      It worked well, so I decided to add a second focuser to tune the Etalon ... getting back to AR90/900 ...
      10. I was trying to avoid overspending, I could not afford to spend too much - then I remembered I had a unused AR102SX which in my mind I guessed ... the focuser should over AR90/900 and it did!
      It just fits perfectly - then drilled three holes for the holding screws et-voila'
      11. I purchased a second hand 75mn Baader D-ERF and fit it INSIDE the AR90 tube at about 20cm inside from the front air-spaced doublet lenses, as there are the usual internal rings soldered in and just sit on it and I have about 70mm aperture  - i.e 70mm width from the D-ERF for photons to get through.
      At that ~20cm distance from front lenses the beam is still very large - probably about 60-65mm - there is no heat in between - no need for air-escaping holes
      12. when I have the time I will make a solar finder scope and fit it on the tube - not that is really needed - I usually use CDC to get there almost over The Sun [having an almost exact spot on the yard!] - then use my eye without eyepiece and look thourgh the PST eyepiece holder for solar shinging and centre the telescope over The Sun.
      Well, it works well after tuning Etalon focuser correctly and then focusing/tuning Etalon etc. - the usual.
      See some images - still learning imaging/processing and a lot more to learn about Solar ... a lot!
      I will probably need to get a Power-mate 2.5x when I can afford it!
       
       

      1st mod - without the original black box - it works so much better - better focusing and sharper viewing too.


      This is the AR90/900 shorten tube with AR102SX focuser and adaptors to test it normally
       

       
      This is complete with the Quark Unit on the right side
      Since this image there have been some changing - do not use the revelation adaptor any more and added a 6cm 2" extension.
       
      Here are some images:

       
       
       

       
       
×
×
  • Create New...

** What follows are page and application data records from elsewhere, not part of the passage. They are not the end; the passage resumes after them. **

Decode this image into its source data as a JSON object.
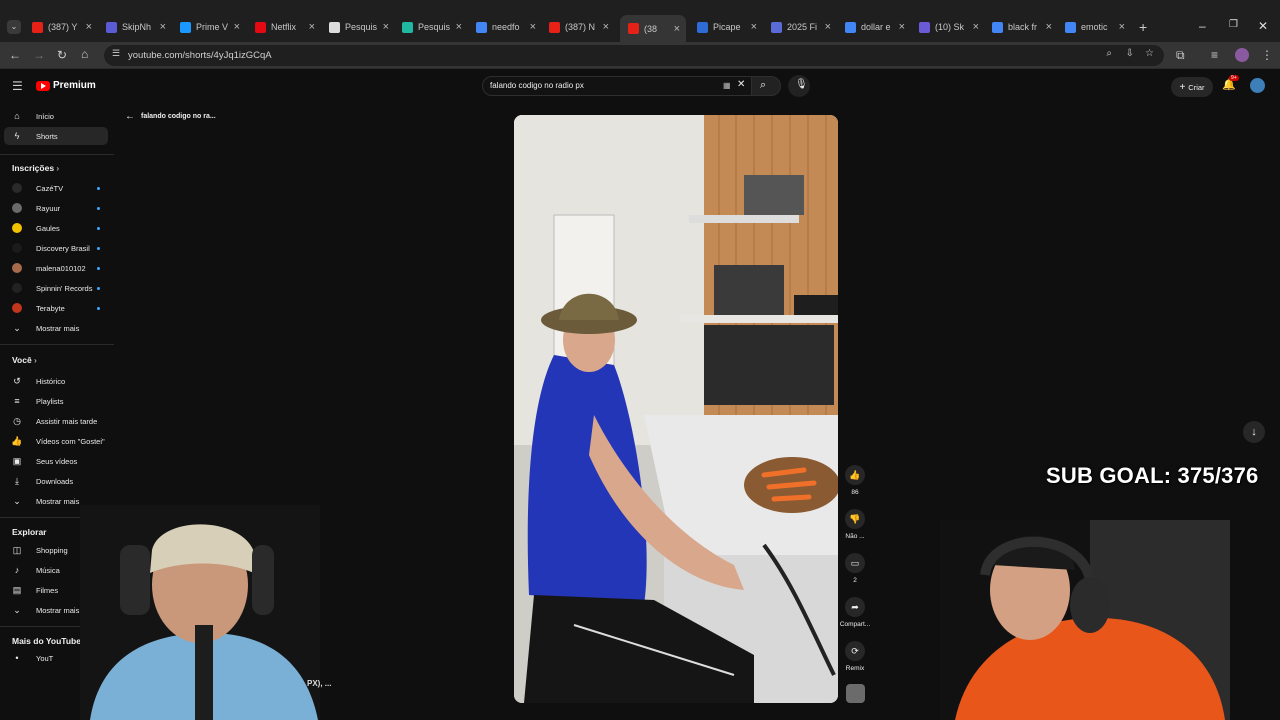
{
  "browser": {
    "tabs": [
      {
        "label": "(387) Y",
        "color": "#e62117"
      },
      {
        "label": "SkipNh",
        "color": "#5b5bd6"
      },
      {
        "label": "Prime V",
        "color": "#1a98ff"
      },
      {
        "label": "Netflix",
        "color": "#e50914"
      },
      {
        "label": "Pesquis",
        "color": "#dddddd"
      },
      {
        "label": "Pesquis",
        "color": "#20b8a0"
      },
      {
        "label": "needfo",
        "color": "#4285f4"
      },
      {
        "label": "(387) N",
        "color": "#e62117"
      },
      {
        "label": "(38",
        "color": "#e62117"
      },
      {
        "label": "Picape",
        "color": "#2e6bd6"
      },
      {
        "label": "2025 Fi",
        "color": "#5a6ad6"
      },
      {
        "label": "dollar e",
        "color": "#4285f4"
      },
      {
        "label": "(10) Sk",
        "color": "#6a5ad6"
      },
      {
        "label": "black fr",
        "color": "#4285f4"
      },
      {
        "label": "emotic",
        "color": "#4285f4"
      }
    ],
    "url": "youtube.com/shorts/4yJq1izGCqA"
  },
  "header": {
    "logo_label": "Premium",
    "search_value": "falando codigo no radio px",
    "create_label": "Criar",
    "notif_count": "9+"
  },
  "back_link": "falando codigo no ra...",
  "sidebar": {
    "main": [
      {
        "label": "Início",
        "icon": "home-icon"
      },
      {
        "label": "Shorts",
        "icon": "shorts-icon"
      }
    ],
    "subs_title": "Inscrições",
    "subs": [
      {
        "label": "CazéTV",
        "color": "#2a2a2a"
      },
      {
        "label": "Rayuur",
        "color": "#6a6a6a"
      },
      {
        "label": "Gaules",
        "color": "#f2c200"
      },
      {
        "label": "Discovery Brasil",
        "color": "#1b1b1b"
      },
      {
        "label": "malena010102",
        "color": "#a86a4a"
      },
      {
        "label": "Spinnin' Records",
        "color": "#222222"
      },
      {
        "label": "Terabyte",
        "color": "#c2361c"
      }
    ],
    "subs_more": "Mostrar mais",
    "you_title": "Você",
    "you": [
      {
        "label": "Histórico",
        "icon": "history-icon"
      },
      {
        "label": "Playlists",
        "icon": "playlists-icon"
      },
      {
        "label": "Assistir mais tarde",
        "icon": "clock-icon"
      },
      {
        "label": "Vídeos com \"Gostei\"",
        "icon": "like-icon"
      },
      {
        "label": "Seus vídeos",
        "icon": "video-icon"
      },
      {
        "label": "Downloads",
        "icon": "download-icon"
      }
    ],
    "you_more": "Mostrar mais",
    "explore_title": "Explorar",
    "explore": [
      {
        "label": "Shopping",
        "icon": "bag-icon"
      },
      {
        "label": "Música",
        "icon": "music-icon"
      },
      {
        "label": "Filmes",
        "icon": "film-icon"
      }
    ],
    "explore_more": "Mostrar mais",
    "more_title": "Mais do YouTube",
    "more_item": "YouT"
  },
  "actions": {
    "like_count": "86",
    "dislike_label": "Não ...",
    "comments_count": "2",
    "share_label": "Compart...",
    "remix_label": "Remix"
  },
  "overlay": {
    "sub_goal": "SUB GOAL: 375/376",
    "caption_fragment": "PX), ..."
  }
}
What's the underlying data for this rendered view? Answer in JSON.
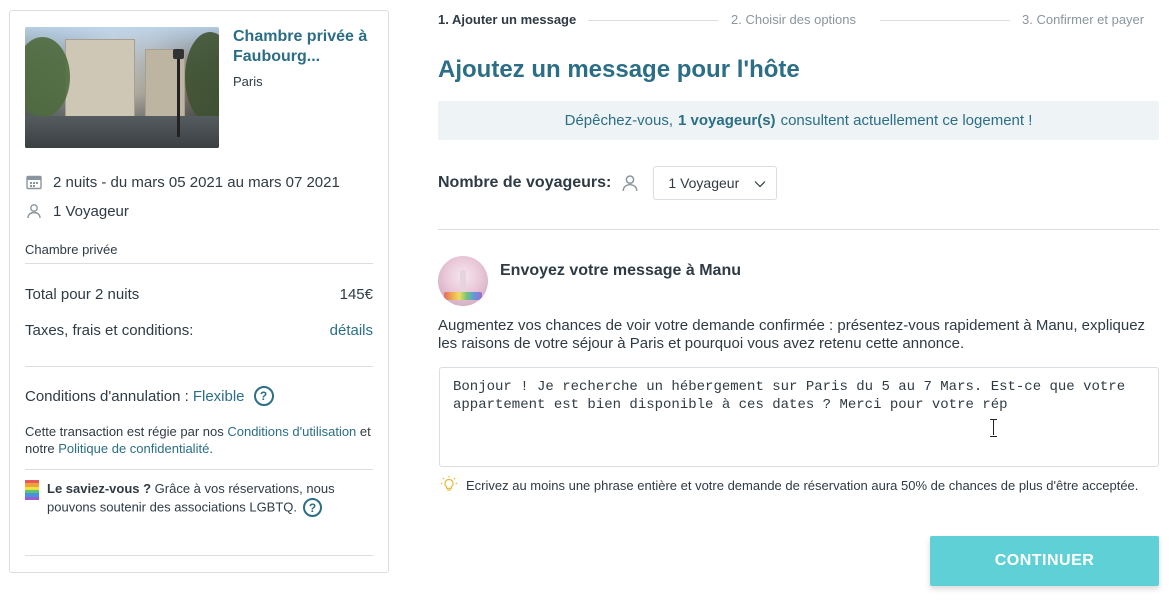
{
  "listing": {
    "title": "Chambre privée à Faubourg...",
    "city": "Paris",
    "dates": "2 nuits - du mars 05 2021 au mars 07 2021",
    "guests": "1 Voyageur",
    "room_type": "Chambre privée"
  },
  "pricing": {
    "total_label": "Total pour 2 nuits",
    "total_value": "145€",
    "tax_label": "Taxes, frais et conditions:",
    "tax_link": "détails"
  },
  "cancellation": {
    "label": "Conditions d'annulation :",
    "policy": "Flexible",
    "help": "?"
  },
  "terms": {
    "text_1": "Cette transaction est régie par nos ",
    "link_1": "Conditions d'utilisation",
    "text_2": " et notre ",
    "link_2": "Politique de confidentialité",
    "text_3": "."
  },
  "did_you_know": {
    "title": "Le saviez-vous ?",
    "text": " Grâce à vos réservations, nous pouvons soutenir des associations LGBTQ.",
    "help": "?",
    "flag_colors": [
      "#e85a5a",
      "#f0a23a",
      "#f2e04a",
      "#5cc46a",
      "#4a90e2",
      "#9a5cd0"
    ]
  },
  "steps": [
    {
      "label": "1. Ajouter un message",
      "active": true
    },
    {
      "label": "2. Choisir des options",
      "active": false
    },
    {
      "label": "3. Confirmer et payer",
      "active": false
    }
  ],
  "heading": "Ajoutez un message pour l'hôte",
  "urgency": {
    "prefix": "Dépêchez-vous,",
    "count": "1 voyageur(s)",
    "suffix": "consultent actuellement ce logement !"
  },
  "travelers": {
    "label": "Nombre de voyageurs:",
    "selected": "1 Voyageur"
  },
  "host": {
    "send_title": "Envoyez votre message à Manu"
  },
  "intro": "Augmentez vos chances de voir votre demande confirmée : présentez-vous rapidement à Manu, expliquez les raisons de votre séjour à Paris et pourquoi vous avez retenu cette annonce.",
  "message_value": "Bonjour ! Je recherche un hébergement sur Paris du 5 au 7 Mars. Est-ce que votre appartement est bien disponible à ces dates ? Merci pour votre rép",
  "hint": "Ecrivez au moins une phrase entière et votre demande de réservation aura 50% de chances de plus d'être acceptée.",
  "continue_label": "CONTINUER",
  "colors": {
    "brand": "#2b6e86",
    "accent_button": "#5fd1d6",
    "urgency_bg": "#eef3f6"
  },
  "icons": {
    "dates": "calendar-icon",
    "guests": "user-icon",
    "hint": "lightbulb-icon",
    "select": "chevron-down-icon"
  }
}
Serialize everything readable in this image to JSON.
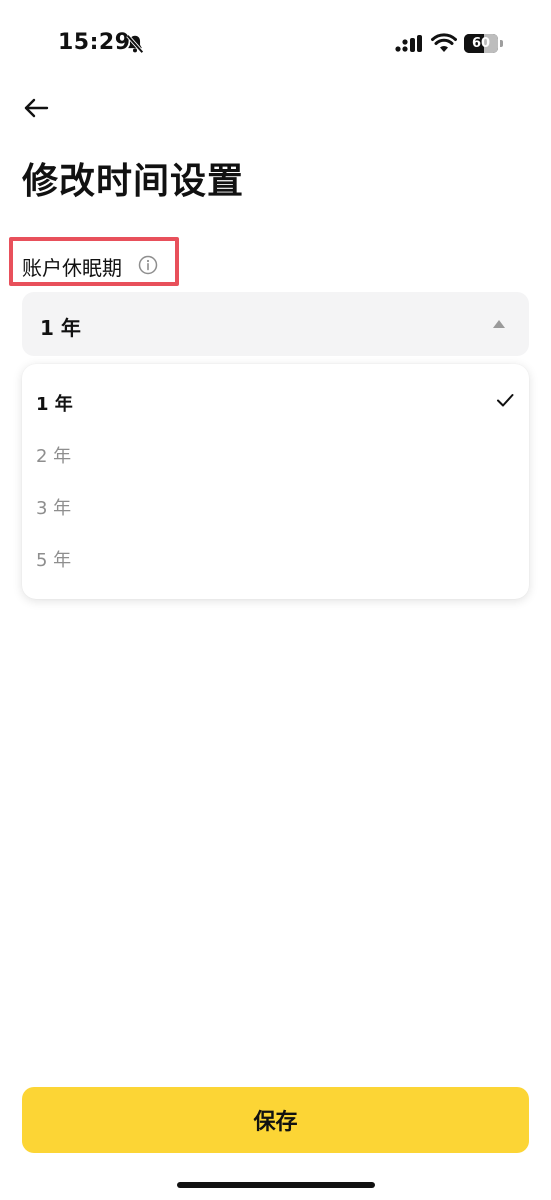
{
  "status_bar": {
    "time": "15:29",
    "battery": "60",
    "battery_level_percent": 60,
    "icons": [
      "bell-slash-icon",
      "signal-icon",
      "wifi-icon",
      "battery-icon"
    ]
  },
  "header": {
    "back_icon": "arrow-left-icon",
    "title": "修改时间设置"
  },
  "field": {
    "label": "账户休眠期",
    "info_icon": "info-circle-icon",
    "highlight_color": "#e8505b"
  },
  "select": {
    "value": "1 年",
    "caret_icon": "caret-up-icon"
  },
  "options": [
    {
      "label": "1 年",
      "selected": true
    },
    {
      "label": "2 年",
      "selected": false
    },
    {
      "label": "3 年",
      "selected": false
    },
    {
      "label": "5 年",
      "selected": false
    }
  ],
  "footer": {
    "save_label": "保存",
    "accent": "#fcd535"
  }
}
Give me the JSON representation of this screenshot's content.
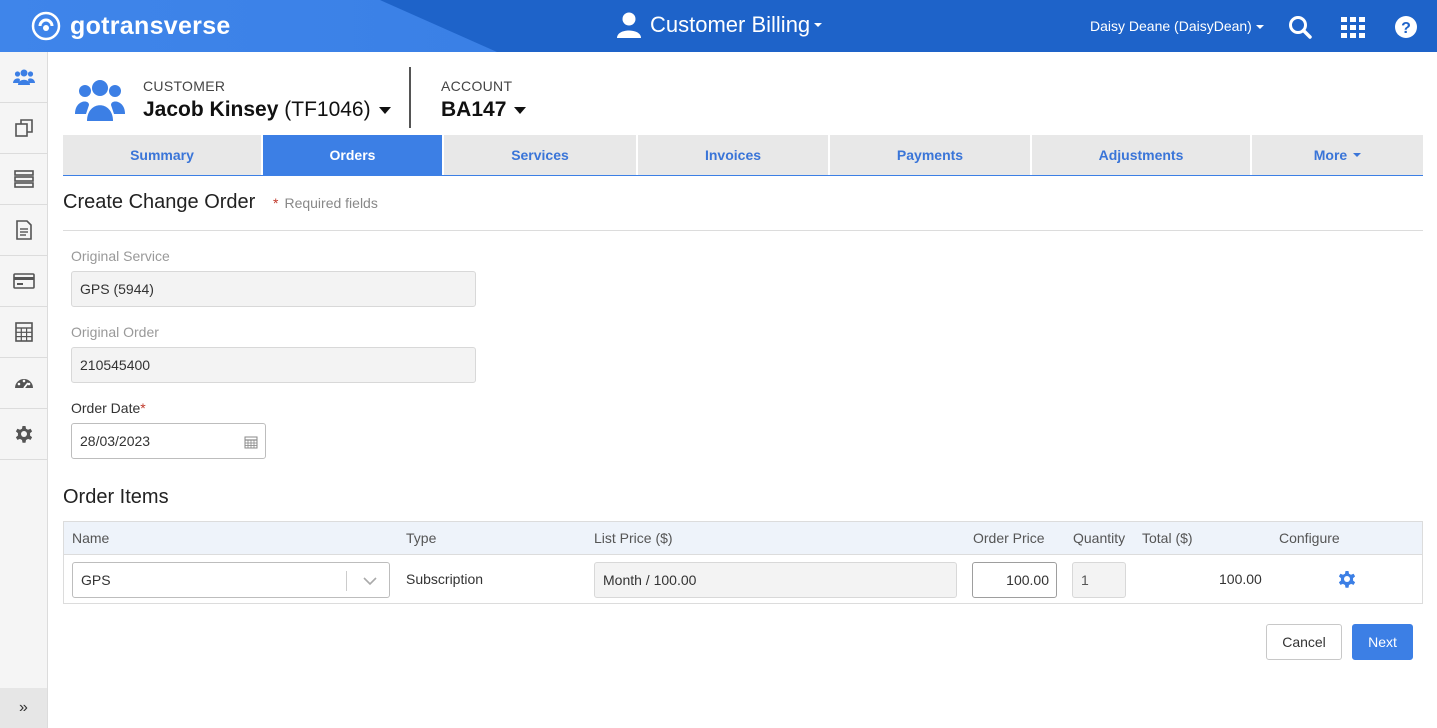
{
  "topbar": {
    "logo_text": "gotransverse",
    "app_title": "Customer Billing",
    "user": "Daisy Deane (DaisyDean)",
    "icons": [
      "search-icon",
      "apps-grid-icon",
      "help-icon"
    ],
    "colors": {
      "bar": "#1e63c9",
      "brand": "#3f85ea"
    }
  },
  "sidebar": {
    "items": [
      "customers-icon",
      "copy-icon",
      "server-icon",
      "document-icon",
      "credit-card-icon",
      "calculator-icon",
      "dashboard-icon",
      "gear-icon"
    ],
    "expand_label": "»"
  },
  "customer": {
    "label": "CUSTOMER",
    "name": "Jacob Kinsey",
    "id": "(TF1046)"
  },
  "account": {
    "label": "ACCOUNT",
    "id": "BA147"
  },
  "tabs": [
    {
      "label": "Summary",
      "active": false
    },
    {
      "label": "Orders",
      "active": true
    },
    {
      "label": "Services",
      "active": false
    },
    {
      "label": "Invoices",
      "active": false
    },
    {
      "label": "Payments",
      "active": false
    },
    {
      "label": "Adjustments",
      "active": false
    },
    {
      "label": "More",
      "active": false
    }
  ],
  "form": {
    "title": "Create Change Order",
    "required_note": "Required fields",
    "original_service": {
      "label": "Original Service",
      "value": "GPS (5944)"
    },
    "original_order": {
      "label": "Original Order",
      "value": "210545400"
    },
    "order_date": {
      "label": "Order Date",
      "value": "28/03/2023"
    }
  },
  "order_items": {
    "title": "Order Items",
    "headers": {
      "name": "Name",
      "type": "Type",
      "list_price": "List Price ($)",
      "order_price": "Order Price",
      "quantity": "Quantity",
      "total": "Total ($)",
      "configure": "Configure"
    },
    "rows": [
      {
        "name": "GPS",
        "type": "Subscription",
        "list_price": "Month / 100.00",
        "order_price": "100.00",
        "quantity": "1",
        "total": "100.00"
      }
    ]
  },
  "actions": {
    "cancel": "Cancel",
    "next": "Next"
  },
  "accent_color": "#3c7fe5"
}
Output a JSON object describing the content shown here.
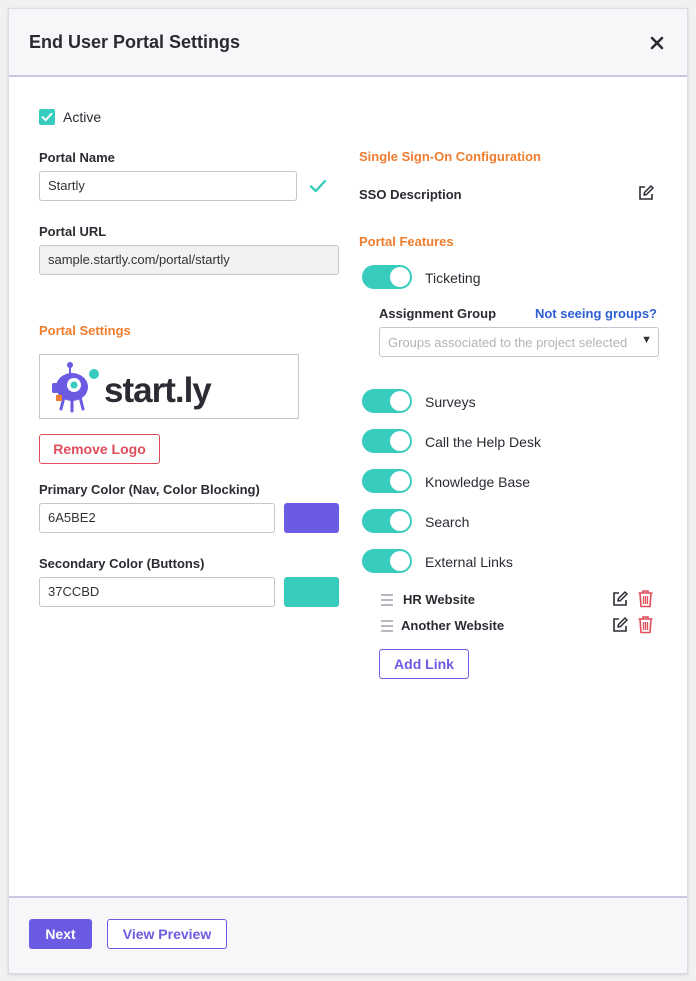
{
  "header": {
    "title": "End User Portal Settings"
  },
  "active": {
    "label": "Active",
    "checked": true
  },
  "portal_name": {
    "label": "Portal Name",
    "value": "Startly"
  },
  "portal_url": {
    "label": "Portal URL",
    "value": "sample.startly.com/portal/startly"
  },
  "portal_settings": {
    "title": "Portal Settings",
    "logo_text": "start.ly",
    "remove_logo": "Remove Logo",
    "primary": {
      "label": "Primary Color (Nav, Color Blocking)",
      "value": "6A5BE2",
      "color": "#6A5BE2"
    },
    "secondary": {
      "label": "Secondary Color (Buttons)",
      "value": "37CCBD",
      "color": "#37CCBD"
    }
  },
  "sso": {
    "title": "Single Sign-On Configuration",
    "description_label": "SSO Description"
  },
  "features": {
    "title": "Portal Features",
    "items": [
      {
        "label": "Ticketing",
        "enabled": true
      },
      {
        "label": "Surveys",
        "enabled": true
      },
      {
        "label": "Call the Help Desk",
        "enabled": true
      },
      {
        "label": "Knowledge Base",
        "enabled": true
      },
      {
        "label": "Search",
        "enabled": true
      },
      {
        "label": "External Links",
        "enabled": true
      }
    ],
    "assignment_group": {
      "label": "Assignment Group",
      "help_link": "Not seeing groups?",
      "placeholder": "Groups associated to the project selected"
    },
    "external_links": [
      "HR Website",
      "Another Website"
    ],
    "add_link": "Add Link"
  },
  "footer": {
    "next": "Next",
    "view_preview": "View Preview"
  },
  "colors": {
    "accent": "#6A5BE2",
    "teal": "#37CCBD",
    "orange": "#EF7D2E",
    "danger": "#E04C5A",
    "link": "#2E5FD4"
  }
}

Important Information

By using this site, you agree to our Terms of Use.